Description of the task: In the entries below, count the lines that hold the string "moving" and state only that count.

Material provided:
•••••

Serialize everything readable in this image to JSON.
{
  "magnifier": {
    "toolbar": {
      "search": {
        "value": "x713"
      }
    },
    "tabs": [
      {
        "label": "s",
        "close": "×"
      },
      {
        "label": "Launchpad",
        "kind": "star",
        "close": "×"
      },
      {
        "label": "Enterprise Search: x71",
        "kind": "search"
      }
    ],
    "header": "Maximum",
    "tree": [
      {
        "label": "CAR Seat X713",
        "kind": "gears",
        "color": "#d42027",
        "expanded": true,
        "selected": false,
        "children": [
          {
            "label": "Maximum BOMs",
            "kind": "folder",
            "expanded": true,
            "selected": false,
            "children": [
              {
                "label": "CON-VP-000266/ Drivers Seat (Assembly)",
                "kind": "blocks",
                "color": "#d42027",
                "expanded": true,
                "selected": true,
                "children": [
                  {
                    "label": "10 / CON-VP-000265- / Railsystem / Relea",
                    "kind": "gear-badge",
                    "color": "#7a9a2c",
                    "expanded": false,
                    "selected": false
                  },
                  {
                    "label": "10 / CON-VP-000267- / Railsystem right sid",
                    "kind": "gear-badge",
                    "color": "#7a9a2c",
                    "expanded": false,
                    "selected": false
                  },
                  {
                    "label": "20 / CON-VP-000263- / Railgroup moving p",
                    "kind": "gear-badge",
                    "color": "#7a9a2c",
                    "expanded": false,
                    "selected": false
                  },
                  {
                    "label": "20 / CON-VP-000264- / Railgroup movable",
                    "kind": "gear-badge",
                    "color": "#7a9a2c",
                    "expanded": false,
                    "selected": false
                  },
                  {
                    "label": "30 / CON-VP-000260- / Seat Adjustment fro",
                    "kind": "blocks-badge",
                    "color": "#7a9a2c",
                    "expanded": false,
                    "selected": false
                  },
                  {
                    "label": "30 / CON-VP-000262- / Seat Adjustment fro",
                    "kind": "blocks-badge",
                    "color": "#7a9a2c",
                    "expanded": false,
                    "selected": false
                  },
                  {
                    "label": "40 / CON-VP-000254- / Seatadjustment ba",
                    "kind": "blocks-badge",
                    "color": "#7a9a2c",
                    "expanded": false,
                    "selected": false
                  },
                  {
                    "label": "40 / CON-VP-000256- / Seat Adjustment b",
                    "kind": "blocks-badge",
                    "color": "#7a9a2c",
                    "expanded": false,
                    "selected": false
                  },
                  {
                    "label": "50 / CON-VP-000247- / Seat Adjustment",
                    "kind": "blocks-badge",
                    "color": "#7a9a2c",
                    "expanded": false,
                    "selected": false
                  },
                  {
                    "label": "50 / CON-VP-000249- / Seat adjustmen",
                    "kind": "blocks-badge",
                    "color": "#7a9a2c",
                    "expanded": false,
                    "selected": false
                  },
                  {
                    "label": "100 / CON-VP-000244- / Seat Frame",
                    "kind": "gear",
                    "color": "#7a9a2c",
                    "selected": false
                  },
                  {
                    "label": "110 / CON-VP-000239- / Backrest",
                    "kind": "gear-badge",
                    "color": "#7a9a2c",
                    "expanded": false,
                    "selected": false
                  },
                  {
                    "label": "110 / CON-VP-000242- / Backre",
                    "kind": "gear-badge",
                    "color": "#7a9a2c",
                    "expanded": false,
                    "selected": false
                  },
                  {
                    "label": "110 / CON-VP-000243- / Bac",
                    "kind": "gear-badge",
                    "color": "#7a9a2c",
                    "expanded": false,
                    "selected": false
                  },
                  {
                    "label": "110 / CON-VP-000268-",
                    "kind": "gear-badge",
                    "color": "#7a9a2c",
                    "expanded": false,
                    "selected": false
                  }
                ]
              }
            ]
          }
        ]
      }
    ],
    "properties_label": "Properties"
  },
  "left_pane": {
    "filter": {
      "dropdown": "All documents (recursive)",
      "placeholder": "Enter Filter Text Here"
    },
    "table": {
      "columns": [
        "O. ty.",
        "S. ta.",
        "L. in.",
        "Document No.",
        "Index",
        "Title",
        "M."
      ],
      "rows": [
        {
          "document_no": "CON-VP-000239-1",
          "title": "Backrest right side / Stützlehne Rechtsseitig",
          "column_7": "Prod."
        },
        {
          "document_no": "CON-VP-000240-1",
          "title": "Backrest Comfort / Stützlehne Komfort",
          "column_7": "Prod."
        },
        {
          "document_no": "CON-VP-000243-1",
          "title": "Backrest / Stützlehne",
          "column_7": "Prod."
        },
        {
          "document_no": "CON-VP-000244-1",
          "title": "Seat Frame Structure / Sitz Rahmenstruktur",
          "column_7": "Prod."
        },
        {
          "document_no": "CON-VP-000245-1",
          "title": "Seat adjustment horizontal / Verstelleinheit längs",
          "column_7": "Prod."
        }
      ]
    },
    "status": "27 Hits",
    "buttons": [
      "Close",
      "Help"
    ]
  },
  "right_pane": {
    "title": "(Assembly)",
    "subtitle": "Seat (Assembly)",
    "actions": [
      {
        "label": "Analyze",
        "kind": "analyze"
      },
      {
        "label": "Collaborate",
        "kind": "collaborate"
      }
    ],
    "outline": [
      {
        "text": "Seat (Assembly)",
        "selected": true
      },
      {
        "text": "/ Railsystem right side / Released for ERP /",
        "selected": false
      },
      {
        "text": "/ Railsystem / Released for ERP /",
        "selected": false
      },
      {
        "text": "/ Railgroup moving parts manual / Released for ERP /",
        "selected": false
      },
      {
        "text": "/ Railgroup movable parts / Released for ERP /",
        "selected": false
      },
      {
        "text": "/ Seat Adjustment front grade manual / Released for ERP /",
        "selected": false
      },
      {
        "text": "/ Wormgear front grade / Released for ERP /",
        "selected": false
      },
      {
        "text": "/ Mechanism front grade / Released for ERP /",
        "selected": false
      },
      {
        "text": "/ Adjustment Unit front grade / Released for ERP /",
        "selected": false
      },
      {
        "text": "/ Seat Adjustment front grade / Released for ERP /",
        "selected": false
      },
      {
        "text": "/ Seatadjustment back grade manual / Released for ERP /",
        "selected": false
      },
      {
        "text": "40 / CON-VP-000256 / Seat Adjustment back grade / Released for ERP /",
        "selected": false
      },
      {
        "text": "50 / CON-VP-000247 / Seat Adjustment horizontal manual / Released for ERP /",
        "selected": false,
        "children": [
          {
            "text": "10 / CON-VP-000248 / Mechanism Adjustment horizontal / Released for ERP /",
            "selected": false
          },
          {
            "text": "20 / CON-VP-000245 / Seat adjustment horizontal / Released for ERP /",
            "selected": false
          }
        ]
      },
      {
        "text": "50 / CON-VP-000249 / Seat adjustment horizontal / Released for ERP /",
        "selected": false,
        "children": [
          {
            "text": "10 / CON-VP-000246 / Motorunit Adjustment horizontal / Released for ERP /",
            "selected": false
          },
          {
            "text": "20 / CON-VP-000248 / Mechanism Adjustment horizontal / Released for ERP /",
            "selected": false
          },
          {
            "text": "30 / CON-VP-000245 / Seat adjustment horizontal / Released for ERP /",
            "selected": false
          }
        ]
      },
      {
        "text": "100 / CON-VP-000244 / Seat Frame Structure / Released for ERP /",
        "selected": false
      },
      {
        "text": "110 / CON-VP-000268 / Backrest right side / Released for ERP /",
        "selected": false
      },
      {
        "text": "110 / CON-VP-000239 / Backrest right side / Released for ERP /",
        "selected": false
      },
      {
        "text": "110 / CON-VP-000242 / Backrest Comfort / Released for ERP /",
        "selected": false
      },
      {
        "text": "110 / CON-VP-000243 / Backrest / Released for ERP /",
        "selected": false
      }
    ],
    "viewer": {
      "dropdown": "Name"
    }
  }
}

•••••

Task response: 2